*Exercise directions*: Copy out each line of the data holding "blocco".

#### Dataset

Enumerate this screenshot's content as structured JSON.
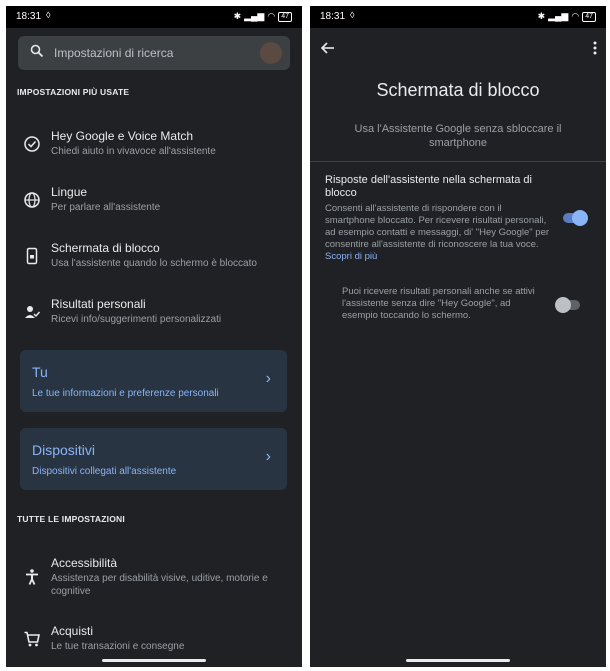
{
  "status": {
    "time": "18:31",
    "battery": "47"
  },
  "left": {
    "search_placeholder": "Impostazioni di ricerca",
    "section_most_used": "IMPOSTAZIONI PIÙ USATE",
    "items": [
      {
        "title": "Hey Google e Voice Match",
        "subtitle": "Chiedi aiuto in vivavoce all'assistente",
        "icon": "voice-match-icon"
      },
      {
        "title": "Lingue",
        "subtitle": "Per parlare all'assistente",
        "icon": "globe-icon"
      },
      {
        "title": "Schermata di blocco",
        "subtitle": "Usa l'assistente quando lo schermo è bloccato",
        "icon": "lock-screen-icon"
      },
      {
        "title": "Risultati personali",
        "subtitle": "Ricevi info/suggerimenti personalizzati",
        "icon": "person-check-icon"
      }
    ],
    "cards": [
      {
        "title": "Tu",
        "subtitle": "Le tue informazioni e preferenze personali"
      },
      {
        "title": "Dispositivi",
        "subtitle": "Dispositivi collegati all'assistente"
      }
    ],
    "section_all": "TUTTE LE IMPOSTAZIONI",
    "all_items": [
      {
        "title": "Accessibilità",
        "subtitle": "Assistenza per disabilità visive, uditive, motorie e cognitive",
        "icon": "accessibility-icon"
      },
      {
        "title": "Acquisti",
        "subtitle": "Le tue transazioni e consegne",
        "icon": "cart-icon"
      }
    ]
  },
  "right": {
    "title": "Schermata di blocco",
    "subtitle": "Usa l'Assistente Google senza sbloccare il smartphone",
    "option1": {
      "title": "Risposte dell'assistente nella schermata di blocco",
      "description": "Consenti all'assistente di rispondere con il smartphone bloccato. Per ricevere risultati personali, ad esempio contatti e messaggi, di' \"Hey Google\" per consentire all'assistente di riconoscere la tua voce.",
      "link": "Scopri di più",
      "enabled": true
    },
    "option2": {
      "description": "Puoi ricevere risultati personali anche se attivi l'assistente senza dire \"Hey Google\", ad esempio toccando lo schermo.",
      "enabled": false
    }
  }
}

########

*Response for this exercise*:
        "title": "Schermata di blocco",
    "title": "Schermata di blocco",
      "title": "Risposte dell'assistente nella schermata di blocco",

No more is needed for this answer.